The BoA focussed its attention on Bulgaria, Croatia and the Baltic EU member states, noting that these represent almost a fifth of the number of EU states and they are approximately 5% of the total population. None of them has hosted an F1 race, nor have they ever been home to a participating driver or constructor team.  In contrast to other EU states, the applicant did not provide numerical data for F1 viewers or followers of motor sport in these countries. The figures for visitors to Lewis Hamilton’s website from these countries were described as “not impressive”. Likewise, the percentage population of followers on his Facebook, Instagram and X (Twitter) accounts was either not provided or else amounted to a very small fraction.  Further, Lewis Hamilton’s overall Facebook following was unfavourably compared to that of Lionel Messi who, in 2022, apparently had 17 times more followers.

Even where some evidence was considered positively, such as the number of books published about Lewis Hamilton (“quite impressive”), it was criticised for not being a statistic which applied throughout the EU. There was no evidence to show that readers transcended sports enthusiasts, that the books were translated into the languages of Bulgaria, Croatia and the Baltic states, or that they were read in English by individuals from these countries. Finally, whilst Lewis Hamilton was rated as the world’s most remarkable athlete in 2014, that did not in itself lead to any specific conclusion about his perception in individual member states.

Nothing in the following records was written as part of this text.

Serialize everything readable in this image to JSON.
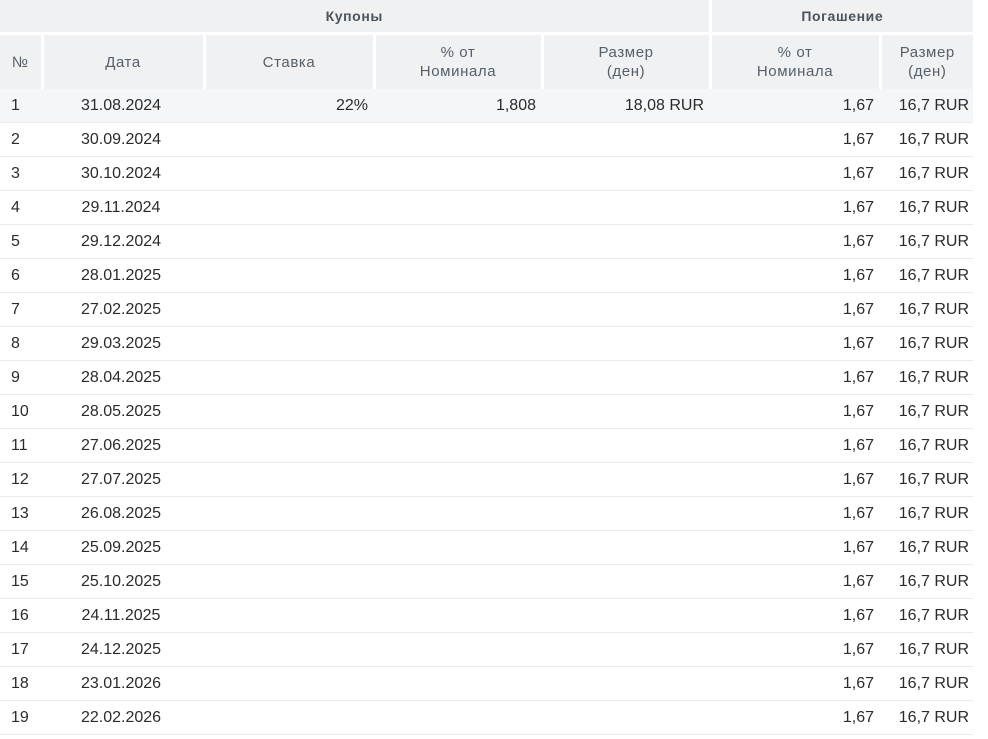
{
  "table": {
    "group_headers": {
      "coupons": "Купоны",
      "redemption": "Погашение"
    },
    "columns": {
      "number": "№",
      "date": "Дата",
      "rate": "Ставка",
      "coupon_pct_line1": "% от",
      "coupon_pct_line2": "Номинала",
      "coupon_size_line1": "Размер",
      "coupon_size_line2": "(ден)",
      "redeem_pct_line1": "% от",
      "redeem_pct_line2": "Номинала",
      "redeem_size_line1": "Размер",
      "redeem_size_line2": "(ден)"
    },
    "rows": [
      {
        "no": "1",
        "date": "31.08.2024",
        "rate": "22%",
        "coupon_pct": "1,808",
        "coupon_size": "18,08 RUR",
        "redeem_pct": "1,67",
        "redeem_size": "16,7 RUR"
      },
      {
        "no": "2",
        "date": "30.09.2024",
        "rate": "",
        "coupon_pct": "",
        "coupon_size": "",
        "redeem_pct": "1,67",
        "redeem_size": "16,7 RUR"
      },
      {
        "no": "3",
        "date": "30.10.2024",
        "rate": "",
        "coupon_pct": "",
        "coupon_size": "",
        "redeem_pct": "1,67",
        "redeem_size": "16,7 RUR"
      },
      {
        "no": "4",
        "date": "29.11.2024",
        "rate": "",
        "coupon_pct": "",
        "coupon_size": "",
        "redeem_pct": "1,67",
        "redeem_size": "16,7 RUR"
      },
      {
        "no": "5",
        "date": "29.12.2024",
        "rate": "",
        "coupon_pct": "",
        "coupon_size": "",
        "redeem_pct": "1,67",
        "redeem_size": "16,7 RUR"
      },
      {
        "no": "6",
        "date": "28.01.2025",
        "rate": "",
        "coupon_pct": "",
        "coupon_size": "",
        "redeem_pct": "1,67",
        "redeem_size": "16,7 RUR"
      },
      {
        "no": "7",
        "date": "27.02.2025",
        "rate": "",
        "coupon_pct": "",
        "coupon_size": "",
        "redeem_pct": "1,67",
        "redeem_size": "16,7 RUR"
      },
      {
        "no": "8",
        "date": "29.03.2025",
        "rate": "",
        "coupon_pct": "",
        "coupon_size": "",
        "redeem_pct": "1,67",
        "redeem_size": "16,7 RUR"
      },
      {
        "no": "9",
        "date": "28.04.2025",
        "rate": "",
        "coupon_pct": "",
        "coupon_size": "",
        "redeem_pct": "1,67",
        "redeem_size": "16,7 RUR"
      },
      {
        "no": "10",
        "date": "28.05.2025",
        "rate": "",
        "coupon_pct": "",
        "coupon_size": "",
        "redeem_pct": "1,67",
        "redeem_size": "16,7 RUR"
      },
      {
        "no": "11",
        "date": "27.06.2025",
        "rate": "",
        "coupon_pct": "",
        "coupon_size": "",
        "redeem_pct": "1,67",
        "redeem_size": "16,7 RUR"
      },
      {
        "no": "12",
        "date": "27.07.2025",
        "rate": "",
        "coupon_pct": "",
        "coupon_size": "",
        "redeem_pct": "1,67",
        "redeem_size": "16,7 RUR"
      },
      {
        "no": "13",
        "date": "26.08.2025",
        "rate": "",
        "coupon_pct": "",
        "coupon_size": "",
        "redeem_pct": "1,67",
        "redeem_size": "16,7 RUR"
      },
      {
        "no": "14",
        "date": "25.09.2025",
        "rate": "",
        "coupon_pct": "",
        "coupon_size": "",
        "redeem_pct": "1,67",
        "redeem_size": "16,7 RUR"
      },
      {
        "no": "15",
        "date": "25.10.2025",
        "rate": "",
        "coupon_pct": "",
        "coupon_size": "",
        "redeem_pct": "1,67",
        "redeem_size": "16,7 RUR"
      },
      {
        "no": "16",
        "date": "24.11.2025",
        "rate": "",
        "coupon_pct": "",
        "coupon_size": "",
        "redeem_pct": "1,67",
        "redeem_size": "16,7 RUR"
      },
      {
        "no": "17",
        "date": "24.12.2025",
        "rate": "",
        "coupon_pct": "",
        "coupon_size": "",
        "redeem_pct": "1,67",
        "redeem_size": "16,7 RUR"
      },
      {
        "no": "18",
        "date": "23.01.2026",
        "rate": "",
        "coupon_pct": "",
        "coupon_size": "",
        "redeem_pct": "1,67",
        "redeem_size": "16,7 RUR"
      },
      {
        "no": "19",
        "date": "22.02.2026",
        "rate": "",
        "coupon_pct": "",
        "coupon_size": "",
        "redeem_pct": "1,67",
        "redeem_size": "16,7 RUR"
      }
    ]
  }
}
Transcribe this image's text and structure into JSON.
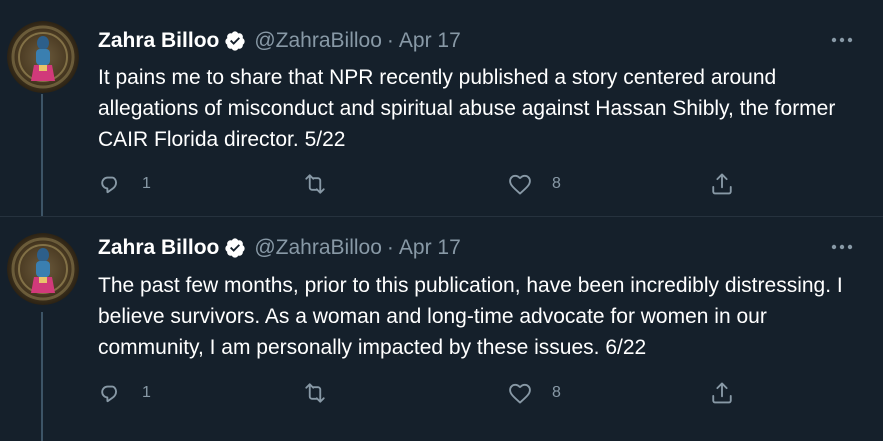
{
  "tweets": [
    {
      "author": "Zahra Billoo",
      "handle": "@ZahraBilloo",
      "separator": "·",
      "date": "Apr 17",
      "text": "It pains me to share that NPR recently published a story centered around allegations of misconduct and spiritual abuse against Hassan Shibly, the former CAIR Florida director. 5/22",
      "reply_count": "1",
      "retweet_count": "",
      "like_count": "8"
    },
    {
      "author": "Zahra Billoo",
      "handle": "@ZahraBilloo",
      "separator": "·",
      "date": "Apr 17",
      "text": "The past few months, prior to this publication, have been incredibly distressing. I believe survivors. As a woman and long-time advocate for women in our community, I am personally impacted by these issues. 6/22",
      "reply_count": "1",
      "retweet_count": "",
      "like_count": "8"
    }
  ],
  "colors": {
    "background": "#15202b",
    "text_primary": "#ffffff",
    "text_secondary": "#8899a6",
    "thread_line": "#3d5466"
  },
  "icons": [
    "verified-badge-icon",
    "more-icon",
    "reply-icon",
    "retweet-icon",
    "like-icon",
    "share-icon"
  ]
}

Because of the above, it was held that the applicant had not proved Lewis Hamilton’s fame across the whole of the EU.


Proving fame to the public throughout the EU is a very high hurdle. Looking at the areas where Lewis Hamilton was found wanting, it may be that only a very small number of global superstars meet the required standard. Fame is likely to be more achievable if the area of activity is universally recognised and one to which the public has ready access such as certain forms of entertainment, football, modelling and perhaps politics. Survey evidence as mentioned by the BoA may be considered gold standard but it is notoriously costly to obtain and very often subject to criticism when filed before a tribunal, meaning that real care is needed when formulating questions and approaches. However, if proven, EU fame can be a powerful trade mark weapon in the armoury of the chosen few.